DESCRIPTION OF THE TASK:
Going through the data below, copy out each line where the word "title" shows up.

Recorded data
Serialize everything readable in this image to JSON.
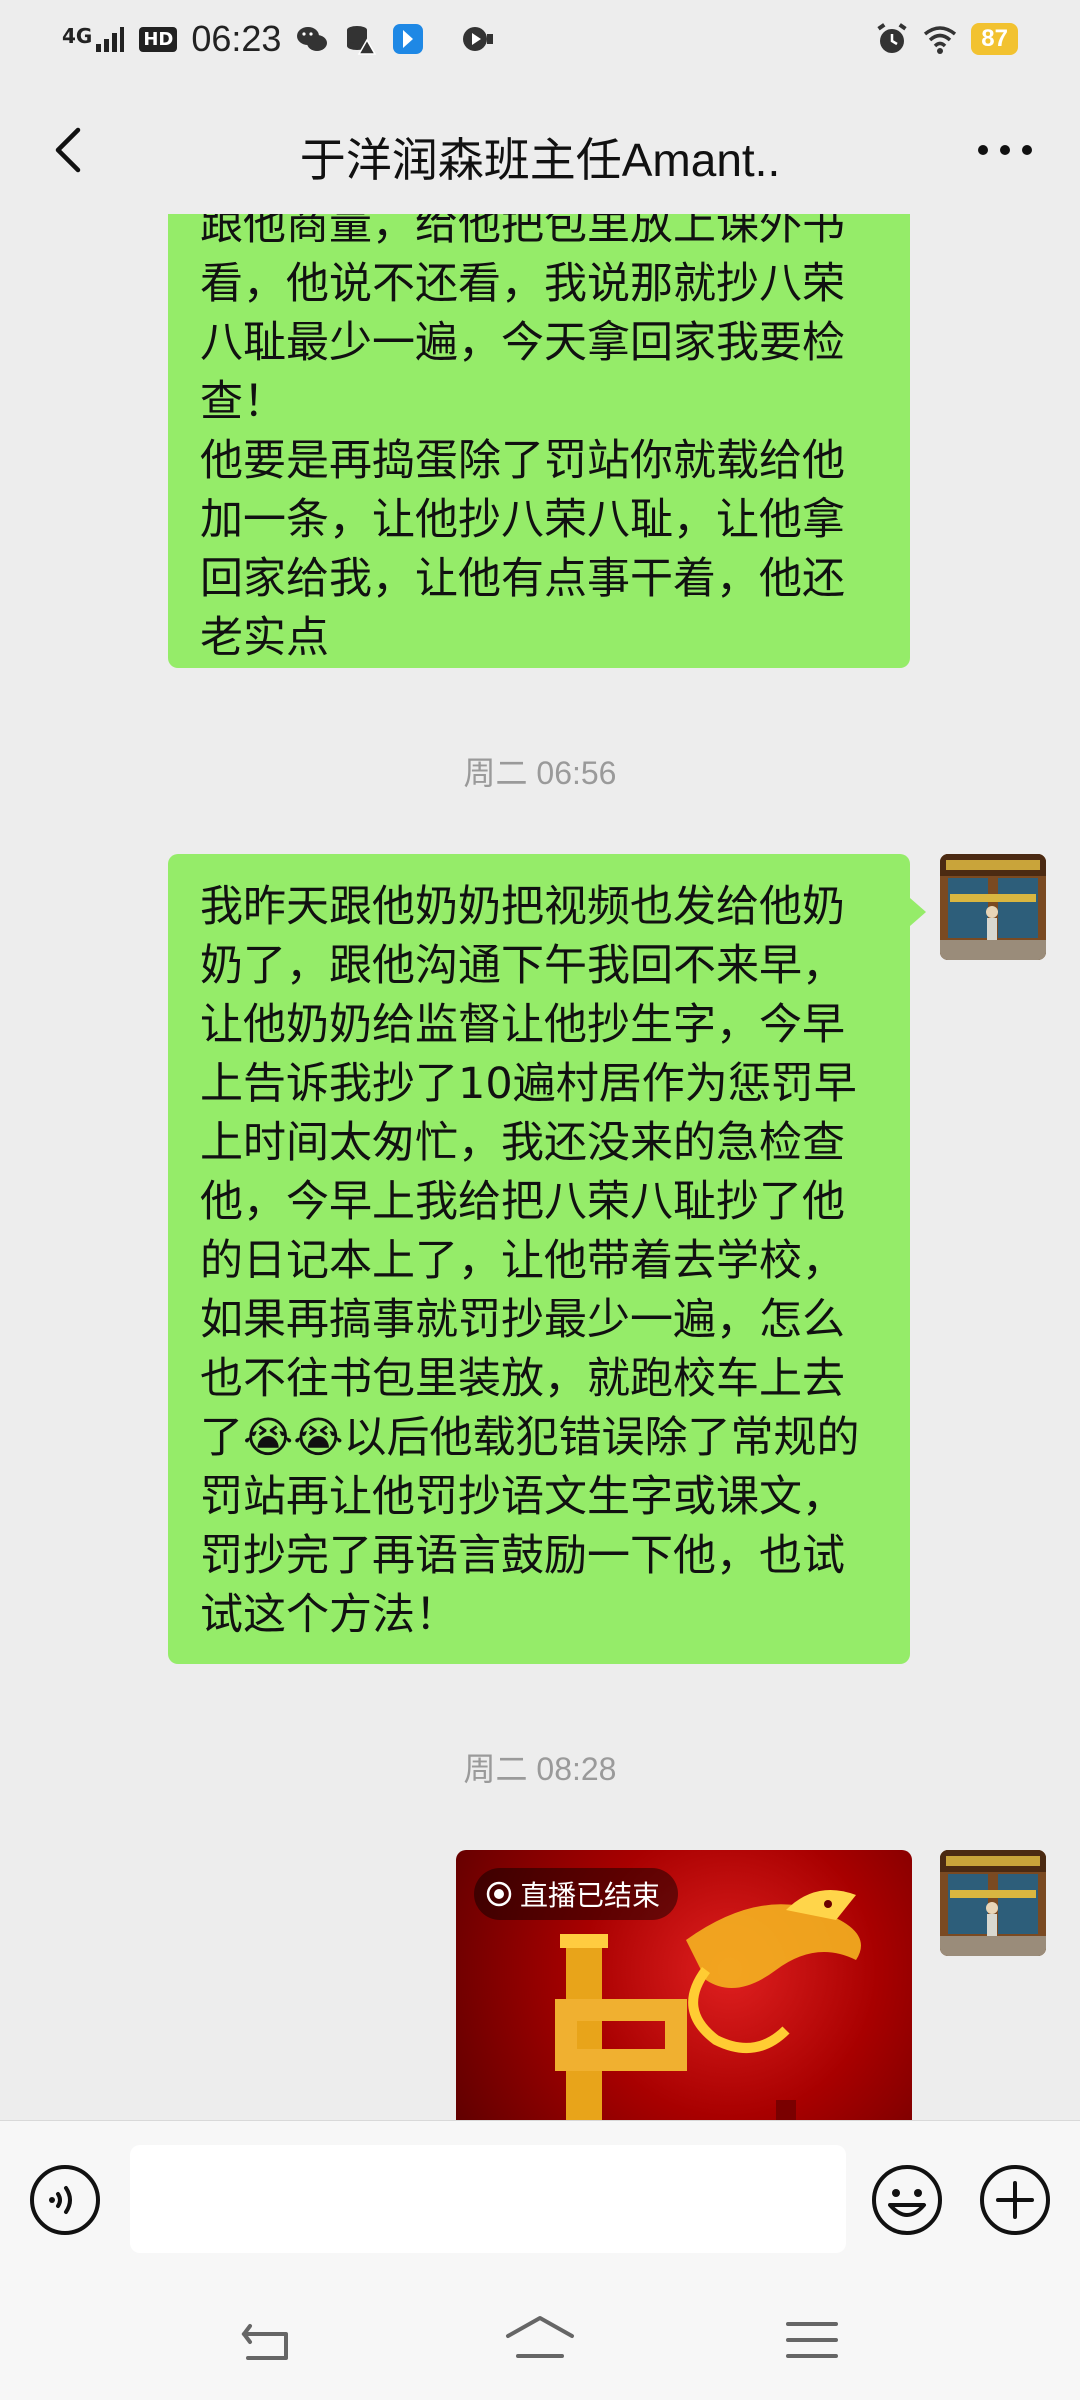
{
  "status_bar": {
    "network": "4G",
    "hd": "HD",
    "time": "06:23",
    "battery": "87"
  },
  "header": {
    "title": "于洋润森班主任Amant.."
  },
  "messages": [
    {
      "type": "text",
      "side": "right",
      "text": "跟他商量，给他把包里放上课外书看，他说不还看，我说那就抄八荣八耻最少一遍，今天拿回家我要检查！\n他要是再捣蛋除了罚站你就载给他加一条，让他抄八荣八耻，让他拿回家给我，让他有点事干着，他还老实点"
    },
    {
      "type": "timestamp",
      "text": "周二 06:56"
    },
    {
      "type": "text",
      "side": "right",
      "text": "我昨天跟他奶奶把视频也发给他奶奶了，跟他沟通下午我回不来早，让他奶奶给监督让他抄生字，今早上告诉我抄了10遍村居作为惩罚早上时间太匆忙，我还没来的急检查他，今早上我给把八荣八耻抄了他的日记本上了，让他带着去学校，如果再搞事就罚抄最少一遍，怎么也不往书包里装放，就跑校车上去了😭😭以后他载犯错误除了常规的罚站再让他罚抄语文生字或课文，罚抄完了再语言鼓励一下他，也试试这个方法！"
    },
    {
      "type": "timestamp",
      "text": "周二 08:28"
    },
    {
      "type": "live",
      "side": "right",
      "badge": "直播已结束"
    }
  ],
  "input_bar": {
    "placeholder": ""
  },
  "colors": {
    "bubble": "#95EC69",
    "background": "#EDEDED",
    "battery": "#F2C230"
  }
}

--

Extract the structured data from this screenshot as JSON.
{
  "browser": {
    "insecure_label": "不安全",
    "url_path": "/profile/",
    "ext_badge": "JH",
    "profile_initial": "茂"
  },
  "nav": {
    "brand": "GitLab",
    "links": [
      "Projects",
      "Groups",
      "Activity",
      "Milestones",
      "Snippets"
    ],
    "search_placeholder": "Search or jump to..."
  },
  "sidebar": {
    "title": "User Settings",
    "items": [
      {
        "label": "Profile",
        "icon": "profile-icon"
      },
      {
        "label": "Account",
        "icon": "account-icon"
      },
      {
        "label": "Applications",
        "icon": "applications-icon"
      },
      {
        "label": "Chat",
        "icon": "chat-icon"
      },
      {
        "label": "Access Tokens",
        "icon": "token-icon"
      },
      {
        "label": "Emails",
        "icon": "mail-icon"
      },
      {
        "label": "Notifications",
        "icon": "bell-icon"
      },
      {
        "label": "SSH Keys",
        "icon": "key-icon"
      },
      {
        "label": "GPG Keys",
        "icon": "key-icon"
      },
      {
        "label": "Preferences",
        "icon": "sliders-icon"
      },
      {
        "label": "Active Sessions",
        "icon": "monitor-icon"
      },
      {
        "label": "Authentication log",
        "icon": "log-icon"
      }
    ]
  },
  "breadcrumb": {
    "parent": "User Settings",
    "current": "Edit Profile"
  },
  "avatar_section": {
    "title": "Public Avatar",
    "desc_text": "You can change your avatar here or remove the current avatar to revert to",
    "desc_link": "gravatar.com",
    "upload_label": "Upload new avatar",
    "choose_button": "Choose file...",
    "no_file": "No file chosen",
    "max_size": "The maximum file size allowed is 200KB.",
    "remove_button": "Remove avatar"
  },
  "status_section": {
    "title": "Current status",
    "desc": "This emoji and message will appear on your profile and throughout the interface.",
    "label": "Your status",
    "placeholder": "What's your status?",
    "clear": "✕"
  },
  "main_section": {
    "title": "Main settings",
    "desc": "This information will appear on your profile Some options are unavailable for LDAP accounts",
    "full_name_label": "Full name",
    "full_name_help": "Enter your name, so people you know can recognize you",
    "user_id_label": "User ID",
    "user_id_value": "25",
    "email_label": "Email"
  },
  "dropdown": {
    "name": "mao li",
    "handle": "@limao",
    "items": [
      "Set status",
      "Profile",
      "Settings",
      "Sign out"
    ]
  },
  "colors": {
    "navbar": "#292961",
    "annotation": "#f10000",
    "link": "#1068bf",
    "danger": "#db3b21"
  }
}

FINISHED TASK:
    "title": "于洋润森班主任Amant.."
    "title": "User Settings",
    "title": "Public Avatar",
    "title": "Current status",
    "title": "Main settings",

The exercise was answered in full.